According to the RAND Corporation’s most recent report on cybercrime, the hackers’ black market first emerged in Warsaw Pact countries in the late 1980s when the countries’ many programmers and mathematicians suddenly found themselves out of work. The market was paper-based instead of cyber and revolved mainly around identity theft. Hackers usually acted alone.
The chart below, also taken from the RAND report, shows just how far that market has come. While most hacker activity still occurs in Russia and Eastern Europe, the hackers’ marketplace is now dominated by more disciplined, organised, and structured groups with specialised targets and advanced hacker toolkits.
According to the RAND report, cybercriminals will continue to update their tools as it becomes harder for them to hack into our computers.

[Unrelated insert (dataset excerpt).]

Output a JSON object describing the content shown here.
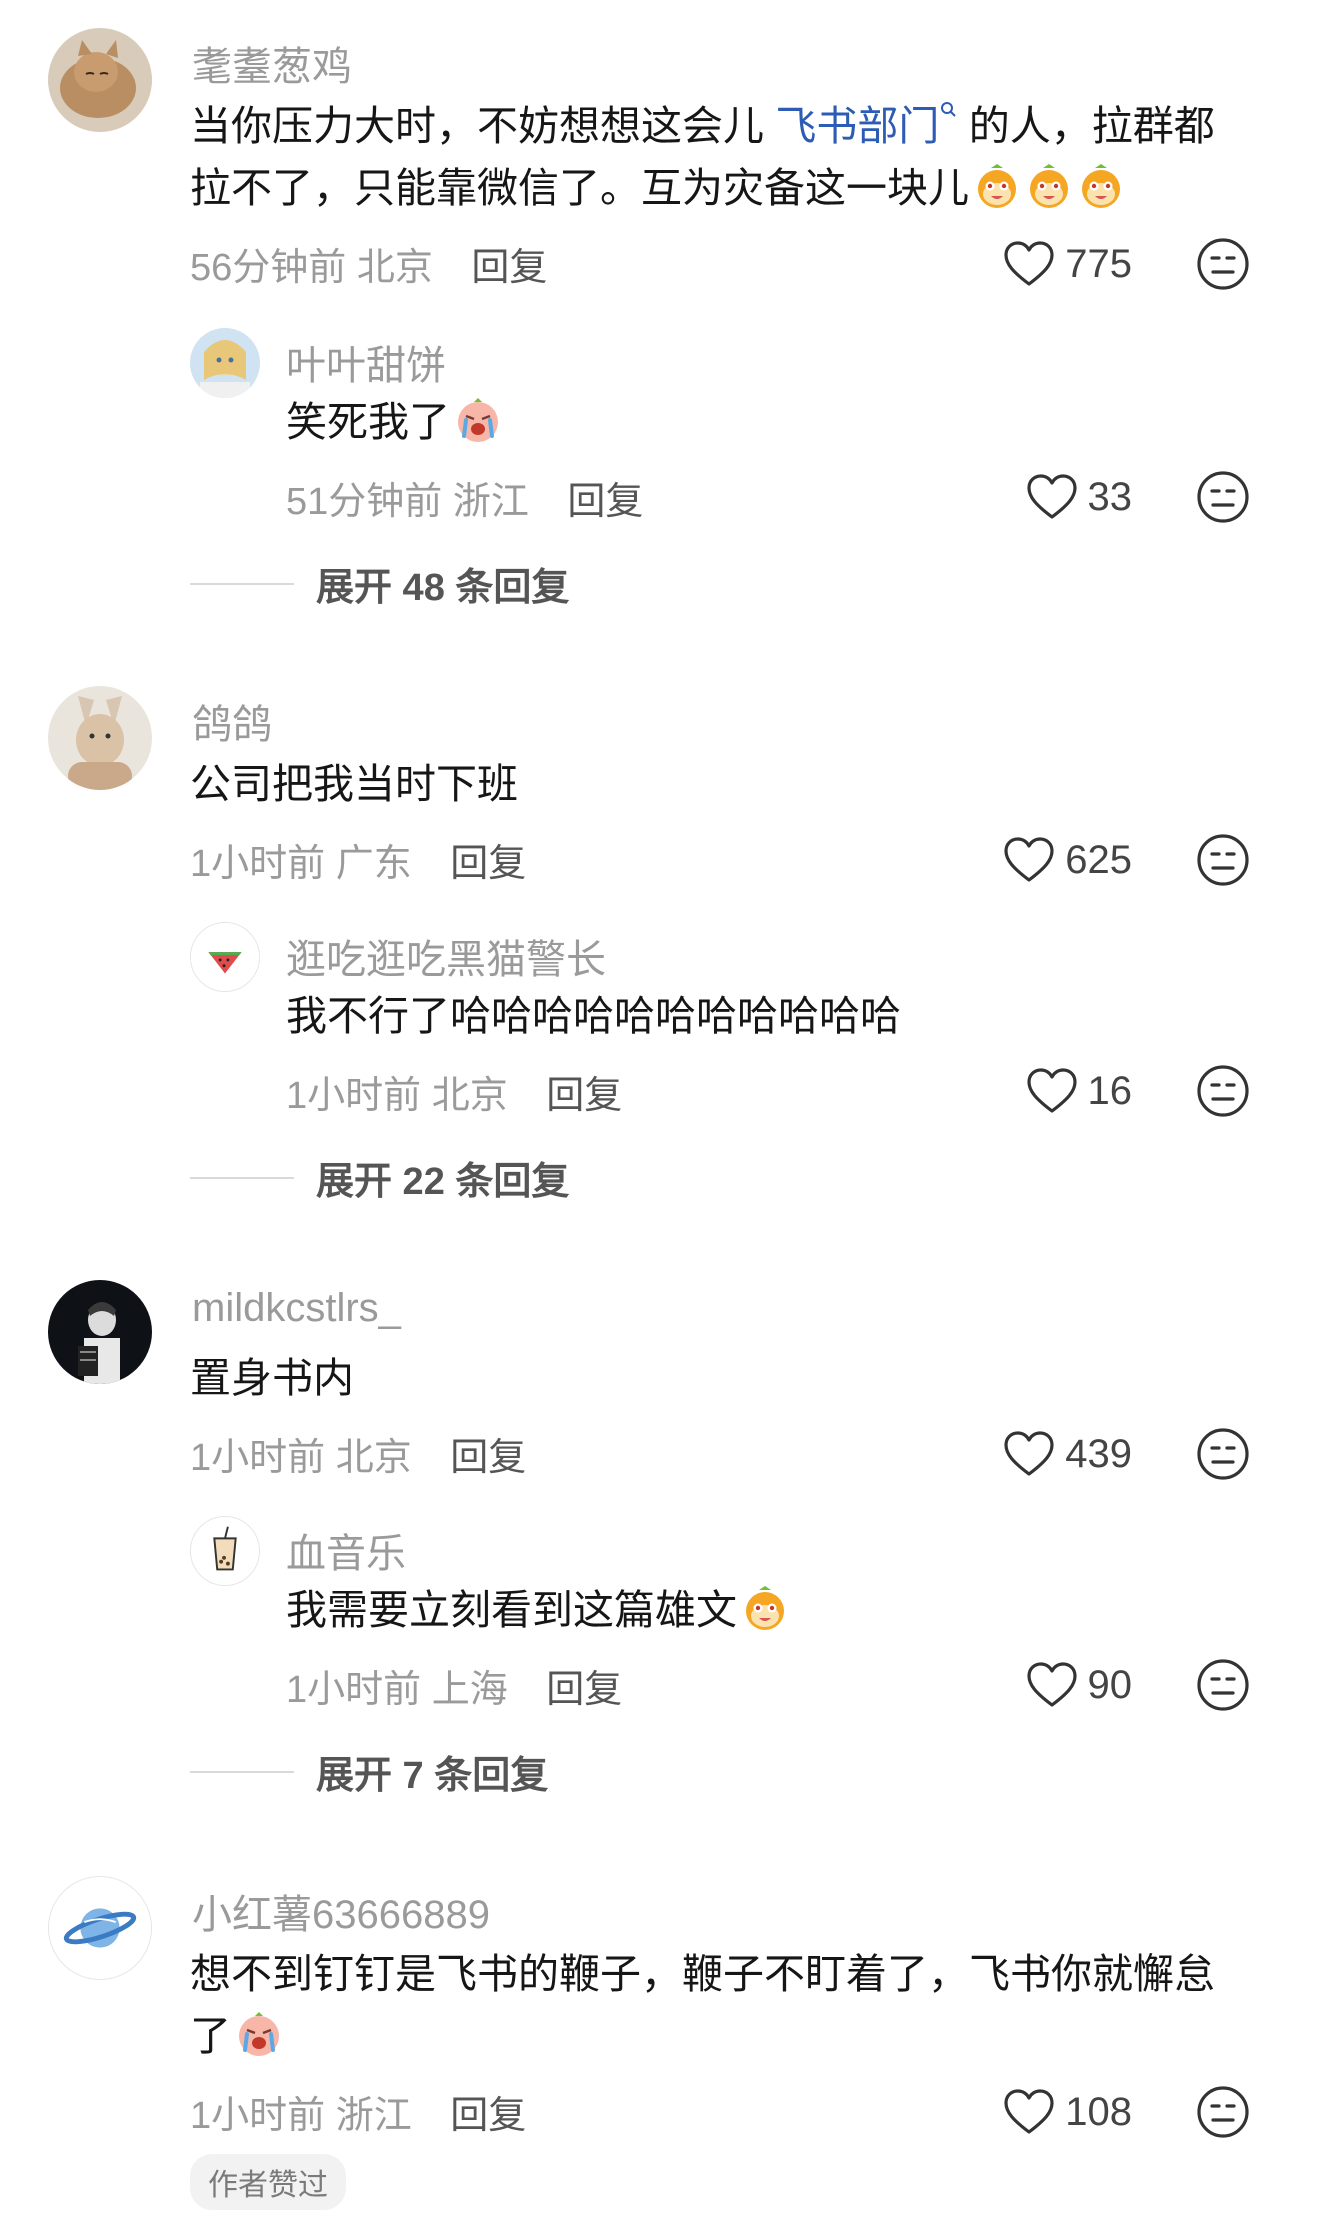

RAND acknowledges that people will likely become more savvy about cybersafety and install more encryption and protection measures onto their devices. However, cybercriminals will update their tools to keep up with these advances.
As the graphic below shows, the black market has also taken on a fairly rigid hierarchical structure as more people have gotten involved.
Since the 1980s, the level of technical knowledge needed to implement a cyber attack has declined. Now, almost any computer-literate person can enter the market. This has caused more and more people with varying levels of hacking abilities to enter into the market looking for “freelance” work and hackers-for-hire.
The hierarchy is eerily similar to that of the illegal drug trade. Anyone can be a mule, but getting to the top requires personal connections and a good reputation. In certain respects, reports RAND, the black market can be even more profitable than the illegal drug trade: goods and services can be distributed worldwide with the click of a button, leading to direct and immediate end results.